Mirco Hilbert and Andreas Witt (co-author Oliver Schoenfeld) are discussing "Making CONCUR Work". As Deborah LaPeyre said in her introduction, CONCUR is the feature in SGML nobody ever implemented.
The issue is non-hierarchies: multiple roots. Non-hierarchical markup (e.g. overlap) can often be implemented as multiple trees. CONCUR allowed on document to reference two different DTDs for two different, potentially overlapping hierarchies. They call their solution MuLaX (Multi-Layered XML). It's modeled on CONCUR but is not CONCUR. It looks like this:
<?mlx version="1.0" encoding="iso-8859-1"?> <!DOCTYPE (1)div SYSTEM "tei/dtd/teispok2.dtd"> <!DOCTYPE (2)text SYSTEM "tei/dtd/teiana2.dtd"> <(1)div type="dialog" org="uniform"> <(2)text> <(1)u who="Peter"> <(2)s>Hey Paul!</(2)s> <(2)s>Would you give me </(1)u> <(1)u who="Paul"> the hammer?</(2)s> </(1)u> </(2)text> </(1)div>
They can project this onto an annotation layer that I think is real XML. The editor tool is written in C++ with wxWidgets.
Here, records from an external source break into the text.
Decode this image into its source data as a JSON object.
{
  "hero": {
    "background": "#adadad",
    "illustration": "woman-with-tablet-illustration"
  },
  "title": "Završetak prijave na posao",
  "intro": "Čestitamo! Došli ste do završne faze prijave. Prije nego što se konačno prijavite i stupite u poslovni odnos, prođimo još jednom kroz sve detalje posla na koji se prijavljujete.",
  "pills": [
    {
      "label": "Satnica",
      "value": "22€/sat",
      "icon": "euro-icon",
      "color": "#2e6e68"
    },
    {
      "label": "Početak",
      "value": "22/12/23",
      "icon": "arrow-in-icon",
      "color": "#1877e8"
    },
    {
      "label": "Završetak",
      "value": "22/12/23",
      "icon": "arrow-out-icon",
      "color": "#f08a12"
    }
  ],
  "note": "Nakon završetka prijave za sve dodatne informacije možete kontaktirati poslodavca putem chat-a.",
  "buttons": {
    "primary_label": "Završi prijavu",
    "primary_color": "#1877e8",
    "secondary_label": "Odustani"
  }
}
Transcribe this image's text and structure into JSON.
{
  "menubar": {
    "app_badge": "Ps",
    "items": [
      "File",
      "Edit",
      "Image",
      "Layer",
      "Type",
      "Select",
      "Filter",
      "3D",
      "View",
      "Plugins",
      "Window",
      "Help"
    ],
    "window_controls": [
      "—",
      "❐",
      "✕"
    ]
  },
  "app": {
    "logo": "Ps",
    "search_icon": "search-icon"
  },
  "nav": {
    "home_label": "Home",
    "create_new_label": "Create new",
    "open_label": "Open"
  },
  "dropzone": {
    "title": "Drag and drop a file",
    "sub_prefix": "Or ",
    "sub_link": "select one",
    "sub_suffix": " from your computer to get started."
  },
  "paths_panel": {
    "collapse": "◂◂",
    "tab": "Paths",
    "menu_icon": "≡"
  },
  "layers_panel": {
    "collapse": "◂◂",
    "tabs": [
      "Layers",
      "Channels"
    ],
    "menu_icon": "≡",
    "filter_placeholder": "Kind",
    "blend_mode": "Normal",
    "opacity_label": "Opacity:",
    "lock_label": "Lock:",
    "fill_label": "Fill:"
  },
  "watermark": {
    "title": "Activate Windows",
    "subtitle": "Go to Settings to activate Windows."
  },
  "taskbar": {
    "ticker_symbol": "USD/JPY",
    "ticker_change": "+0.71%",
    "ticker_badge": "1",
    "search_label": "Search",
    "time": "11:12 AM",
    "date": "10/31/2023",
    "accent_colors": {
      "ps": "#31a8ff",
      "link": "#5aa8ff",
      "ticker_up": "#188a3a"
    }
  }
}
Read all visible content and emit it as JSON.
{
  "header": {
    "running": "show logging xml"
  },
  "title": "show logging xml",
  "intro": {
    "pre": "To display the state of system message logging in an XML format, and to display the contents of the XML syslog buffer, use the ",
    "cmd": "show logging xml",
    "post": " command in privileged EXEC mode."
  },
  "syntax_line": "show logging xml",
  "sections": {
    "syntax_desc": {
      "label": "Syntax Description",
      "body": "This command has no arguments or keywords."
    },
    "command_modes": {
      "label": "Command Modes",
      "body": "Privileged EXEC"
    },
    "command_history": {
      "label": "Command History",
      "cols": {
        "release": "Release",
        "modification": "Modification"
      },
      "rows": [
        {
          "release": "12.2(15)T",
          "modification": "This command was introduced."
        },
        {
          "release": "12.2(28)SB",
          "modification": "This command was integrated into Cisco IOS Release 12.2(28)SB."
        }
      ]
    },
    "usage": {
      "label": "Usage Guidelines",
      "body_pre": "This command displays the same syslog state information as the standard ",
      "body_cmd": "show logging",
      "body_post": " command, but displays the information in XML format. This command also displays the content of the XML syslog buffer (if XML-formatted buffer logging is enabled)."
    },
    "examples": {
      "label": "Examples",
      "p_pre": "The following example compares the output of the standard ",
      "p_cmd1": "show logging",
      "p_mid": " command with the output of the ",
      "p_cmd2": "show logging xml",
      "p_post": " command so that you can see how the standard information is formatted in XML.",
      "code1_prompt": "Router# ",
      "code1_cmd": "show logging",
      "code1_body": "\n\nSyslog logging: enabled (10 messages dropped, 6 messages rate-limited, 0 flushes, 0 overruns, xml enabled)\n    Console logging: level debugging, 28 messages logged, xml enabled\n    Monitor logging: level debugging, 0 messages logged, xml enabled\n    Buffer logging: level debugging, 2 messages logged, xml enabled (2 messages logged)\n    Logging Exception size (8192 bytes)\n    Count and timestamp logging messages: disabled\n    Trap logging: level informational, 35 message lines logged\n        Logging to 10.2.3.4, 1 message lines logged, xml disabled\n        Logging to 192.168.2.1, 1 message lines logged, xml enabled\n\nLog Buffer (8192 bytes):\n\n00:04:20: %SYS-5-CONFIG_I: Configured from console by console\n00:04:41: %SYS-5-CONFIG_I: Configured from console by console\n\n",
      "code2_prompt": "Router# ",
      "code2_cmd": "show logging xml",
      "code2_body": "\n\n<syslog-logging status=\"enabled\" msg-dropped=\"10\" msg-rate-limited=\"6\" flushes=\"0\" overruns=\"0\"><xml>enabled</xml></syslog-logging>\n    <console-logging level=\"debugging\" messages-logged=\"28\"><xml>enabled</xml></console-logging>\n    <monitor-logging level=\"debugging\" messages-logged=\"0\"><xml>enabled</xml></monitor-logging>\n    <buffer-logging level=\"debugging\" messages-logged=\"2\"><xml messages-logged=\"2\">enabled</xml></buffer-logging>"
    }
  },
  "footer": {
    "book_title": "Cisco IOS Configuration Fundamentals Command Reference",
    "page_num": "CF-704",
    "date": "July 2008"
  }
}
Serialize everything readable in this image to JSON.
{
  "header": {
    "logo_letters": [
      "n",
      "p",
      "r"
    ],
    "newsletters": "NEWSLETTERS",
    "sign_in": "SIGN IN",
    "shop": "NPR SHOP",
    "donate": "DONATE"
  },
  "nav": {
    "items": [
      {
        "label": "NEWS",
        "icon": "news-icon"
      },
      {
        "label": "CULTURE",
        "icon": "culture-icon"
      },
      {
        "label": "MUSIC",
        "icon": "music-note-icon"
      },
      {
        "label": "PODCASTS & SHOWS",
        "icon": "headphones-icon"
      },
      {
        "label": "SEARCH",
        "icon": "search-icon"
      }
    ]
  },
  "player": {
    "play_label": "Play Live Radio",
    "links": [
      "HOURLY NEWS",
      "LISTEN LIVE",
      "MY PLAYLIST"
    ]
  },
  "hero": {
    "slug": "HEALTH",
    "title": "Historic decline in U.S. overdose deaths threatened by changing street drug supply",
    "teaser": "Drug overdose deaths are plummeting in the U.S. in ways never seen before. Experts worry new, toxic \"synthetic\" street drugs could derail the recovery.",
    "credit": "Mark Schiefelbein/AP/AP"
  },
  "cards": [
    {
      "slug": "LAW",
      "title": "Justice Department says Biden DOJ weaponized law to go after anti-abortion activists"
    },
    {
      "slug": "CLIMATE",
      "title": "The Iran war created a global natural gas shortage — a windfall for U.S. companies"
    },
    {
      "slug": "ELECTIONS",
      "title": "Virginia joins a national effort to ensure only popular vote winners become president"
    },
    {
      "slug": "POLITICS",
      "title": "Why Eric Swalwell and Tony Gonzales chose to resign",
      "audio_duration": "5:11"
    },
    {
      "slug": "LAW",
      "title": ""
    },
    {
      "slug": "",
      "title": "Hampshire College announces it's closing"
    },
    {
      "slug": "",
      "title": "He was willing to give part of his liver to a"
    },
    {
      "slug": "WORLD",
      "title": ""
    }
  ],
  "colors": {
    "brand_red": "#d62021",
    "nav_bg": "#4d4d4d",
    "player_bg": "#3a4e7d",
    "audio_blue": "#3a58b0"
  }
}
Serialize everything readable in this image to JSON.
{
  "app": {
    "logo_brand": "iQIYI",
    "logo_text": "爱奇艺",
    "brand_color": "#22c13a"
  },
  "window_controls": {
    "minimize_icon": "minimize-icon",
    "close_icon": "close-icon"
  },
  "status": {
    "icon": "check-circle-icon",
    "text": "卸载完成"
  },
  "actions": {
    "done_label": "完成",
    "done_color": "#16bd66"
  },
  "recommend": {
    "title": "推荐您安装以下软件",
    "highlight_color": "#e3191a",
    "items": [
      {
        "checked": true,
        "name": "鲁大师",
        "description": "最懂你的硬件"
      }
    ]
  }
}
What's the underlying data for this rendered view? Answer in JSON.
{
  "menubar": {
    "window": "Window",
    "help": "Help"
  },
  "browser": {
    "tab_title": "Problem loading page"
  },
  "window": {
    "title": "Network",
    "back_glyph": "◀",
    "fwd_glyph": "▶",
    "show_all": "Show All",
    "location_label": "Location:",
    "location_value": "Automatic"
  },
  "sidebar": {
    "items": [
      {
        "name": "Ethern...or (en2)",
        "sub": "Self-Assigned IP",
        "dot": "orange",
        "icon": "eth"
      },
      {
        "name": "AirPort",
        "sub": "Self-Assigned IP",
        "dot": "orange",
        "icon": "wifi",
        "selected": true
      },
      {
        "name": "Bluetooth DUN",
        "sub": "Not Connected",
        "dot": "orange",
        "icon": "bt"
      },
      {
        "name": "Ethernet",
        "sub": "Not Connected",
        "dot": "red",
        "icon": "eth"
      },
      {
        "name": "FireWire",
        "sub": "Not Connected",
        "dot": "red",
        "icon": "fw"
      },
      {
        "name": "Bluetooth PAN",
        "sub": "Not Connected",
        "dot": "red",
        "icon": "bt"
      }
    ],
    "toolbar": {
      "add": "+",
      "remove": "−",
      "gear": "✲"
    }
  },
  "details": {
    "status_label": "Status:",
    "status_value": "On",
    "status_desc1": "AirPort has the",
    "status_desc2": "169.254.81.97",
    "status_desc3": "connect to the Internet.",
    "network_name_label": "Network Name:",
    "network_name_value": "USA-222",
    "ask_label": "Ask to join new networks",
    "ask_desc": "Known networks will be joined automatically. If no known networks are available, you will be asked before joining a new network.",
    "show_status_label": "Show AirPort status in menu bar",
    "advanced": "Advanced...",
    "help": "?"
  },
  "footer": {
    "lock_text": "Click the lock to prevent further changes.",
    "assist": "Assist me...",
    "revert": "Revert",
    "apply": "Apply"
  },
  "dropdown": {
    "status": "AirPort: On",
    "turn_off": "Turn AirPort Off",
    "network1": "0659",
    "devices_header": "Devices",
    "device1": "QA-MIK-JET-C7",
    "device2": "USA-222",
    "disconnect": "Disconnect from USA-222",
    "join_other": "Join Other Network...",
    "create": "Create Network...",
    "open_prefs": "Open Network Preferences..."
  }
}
The next session is "A New Paradigm of Parsing XML based on Free Cursor Mobility" (FCM) by Antonio J. Sierra. This is event based based parsing (like SAX or StAX?). The difference is you can move the cursor back as well as forward. It's designed for small platforms (e.g. cell phones and PDAs). Could you implement XPath on top of this? Maybe even if not perfectly efficiently? Might be important for small devices with large documents.
The API terminology is a little idiosyncratic, broher and father instead of sibling and parent.
The idea is pretty obvious: basically it's an iterator like in a pull parser with extra methods to go backwards as well as forwards. The key is in the implementation. How will this work on streaming data over the network? It measures faster than Xparser-J (DOM) but slower than kxml2. kxml2 is the only parser in his comparison list I've heard of, and it's not state of the art.
Felix Sasaki (co-authors Christian Lieske and Andreas Witt) is talking about the W3C's Internationalization and Localization Markup Requirements (which is scheduled to be published tomorrow but he gave away the URL today). More specifically he's talking about "Schema Languages & Internationalization Issues: A survey."
The question is howw to work intrantionaliation and localization based markup such as bidirectional markers and Ruby into schemas. Versioning is a problem. XHTML is the poster child here. DTD modularization doesn't survive validation. W3C Schemas have problems. Architectural forms may help as may RDF. Eric van der Vlist in Q&A suggests using processing instructions instead.
In the final regular session of the day Liam Quin is catching flak for the W3C about anything and everything people want to bitch about. He hopes XSLT 2 will go to candidate recommendation in a couple of months.
Tommie Usdin is very disappointed in the "nearly all" compatibility of XSLT 2 with XSL 1.1. She wants full compatibility. "It erodes confidence. It's an enormously big public relations mistake."
Syd Bauman wants the W3C to handle characters outside of Unicode (a very bad idea IMHO). He wants SDATA entities.
Simon St. Laurent wants to start simplifying standards again (as XML sdimplified SGML, XSL simplified DSSSL, and XLink simpliied HyTime) and stop building huge specs by committee like Schemas, XQuery, and XSLT 2. Ann Wrightson agrees, and adds that she wants the W3C to knock vendor heads together to encourage more schema compatibility.
John Cowan wants the XML Core Working Group shut down to prevent people from tampering with the core of XML.
Boeing found that most of their suppliers didn't even know what XML was, and they had to train them.